Poker is a game of chance, but it also has a significant amount of skill and psychology. This article will introduce you to the basics of the game, but if you want to learn more I recommend picking up one of the many books available on the subject (or joining a group that plays it regularly — it’s a bit more expensive than reading a book, but it’s much better).

First, we have to talk about betting. In most poker games, players ante something (the amount varies by game; ours are typically a nickel) to get dealt cards. After that, betting goes around in a circle and the player with the highest hand wins the pot.

When betting gets to you, you can choose to call, raise, or fold your hand. You’ll generally only want to call if your cards are decent, but even then you should consider your opponents’ betting patterns and how aggressive they are. Aggressive players are risk-takers and will often bet high early in the hand. Conservative players are more likely to fold, but they can be bluffed into calling.

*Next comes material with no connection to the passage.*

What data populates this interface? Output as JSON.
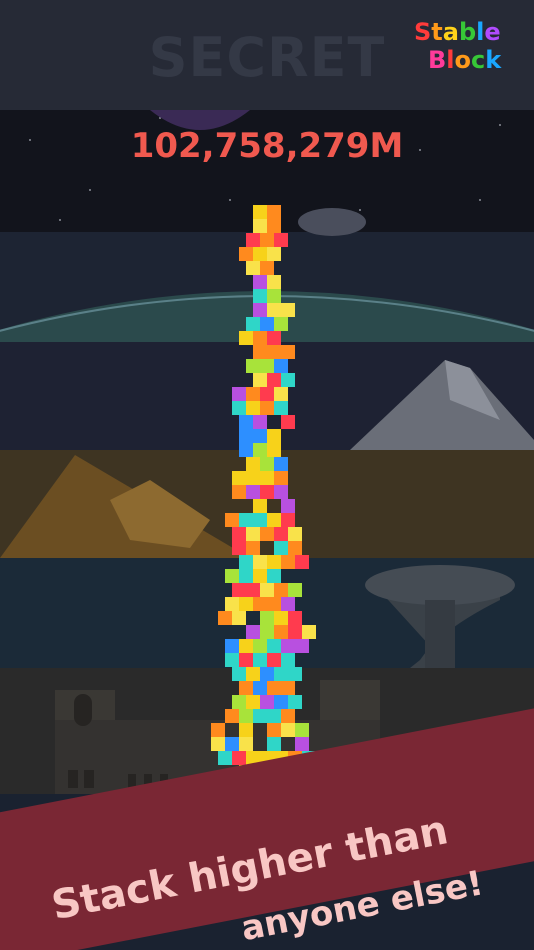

As you play more and more, your instincts will sharpen, but it is important to take time to think about the situation before making a decision. This will help you avoid wasting money by chasing bad hands or by staying in a hand too long. Also, be sure to watch experienced players to develop quick instincts and learn how to read other people’s behavior.